SABOI Imboela says the policy of not teaching English from grade one to four in a country where English is the official language has made it very hard for many to learn it.
The National Democratic Congress gender national chairperson says in most rural schools, one needs an interpreter to talk to pupils, some in grade eight and nine because they could not understand English.
The government in 2014 introduced a policy that children from pre-school to grade four must be taught in local languages. The seven official languages are Tonga, Bemba, Nyanja, Kaonde, Luvale, Lozi and Lunda.
“I wonder who’s been sitting to make the new education policies and what their motive is. Do they move around Zambia to find out the benefits and impact of their policies? First and foremost, this policy of not teaching English from grade 1 to 4 in a country where English is the official language has made it very hard for many of them to learn English. In most rural schools, u [you] need an interpreter to talk to pupils as high as grade 8, 9s because they can’t hear a word in English,” she posted on her Facebook page.
She stated that the children manage to pass grade seven because it involve multiple choice and one can guess, but grade 10 was about explaining answers.
“So how do u [you] expect people that don’t know English to answer? And we all know that languages are best learnt when you are young, so they need to learn English from grade one as we all did, including the same people making these funny policies. The latest policy and saddest one is where now examination numbers are expiring just after someone writes an exam once and fail; meaning they can’t repeat grade 9 if they fail the exams but have to go all the way to grade 6…” she said.
Imboela included a picture of a grade 6 class she said included pupils that failed grade 9 and had to go back to grade 6 because the new system could not allow them to repeat grade 9 or even grade 8 as they would have no examination numbers.
“This is what is happening now in most rural schools and so many are stopping school becoz [because] of not bearing the embarrassment of repeating all the way to grade 6 from grade 9. The bold ones are putting the shame aside.”
Imboela said the rich people in Lusaka would even argue that there was an option of GCE but GCE was expensive and parents could not afford it.
“…and we want to end these high rates of teenage pregnancies and marriages and high school dropout rates with one hand but the other hand is making policies that is making it impossible for our girls and even boys to get educated.
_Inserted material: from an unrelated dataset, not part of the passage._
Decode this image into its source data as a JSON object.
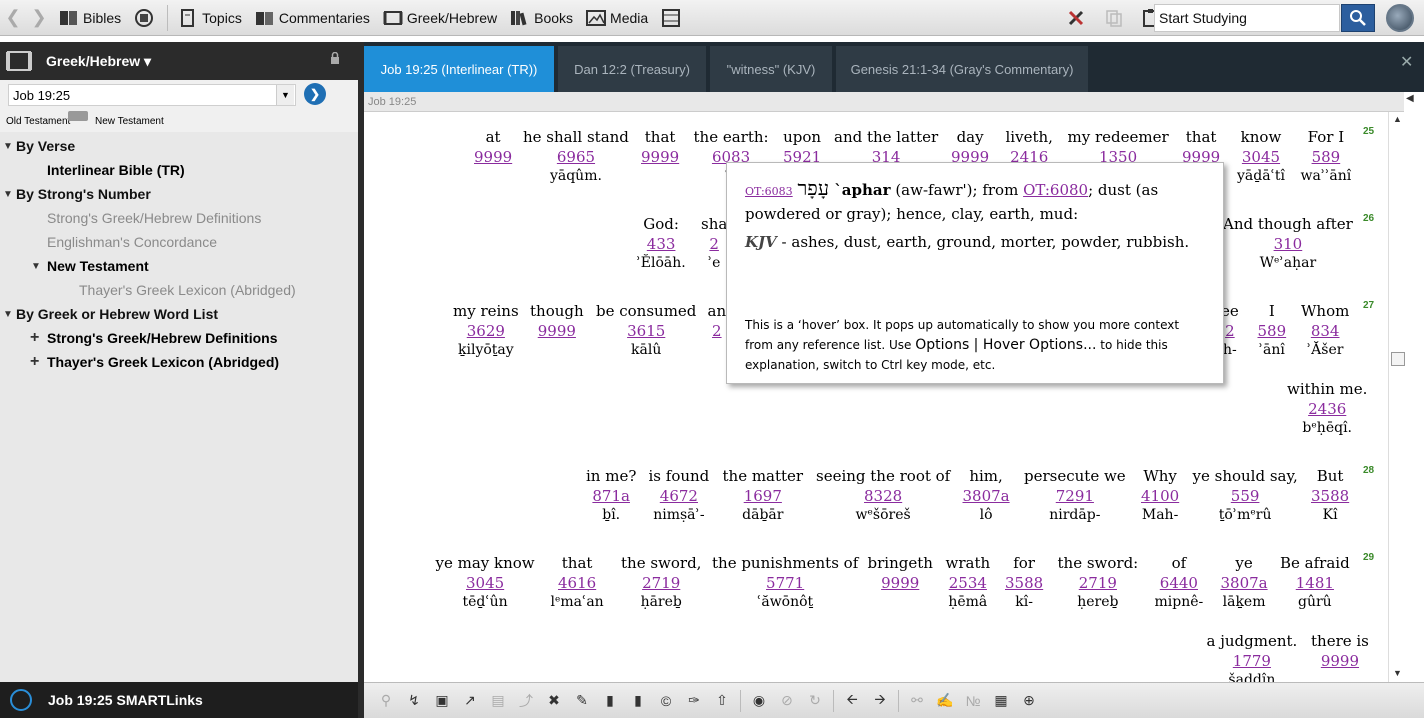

Please look critically into these policies you are making and reverse them as soon as you can. These poor girls and boys all over Zambia are relying on the good decisions you make in those offices…. They don’t need your money, just your conscience as you think of what’s best for the child in the remotest part of this country,” said Imbolela.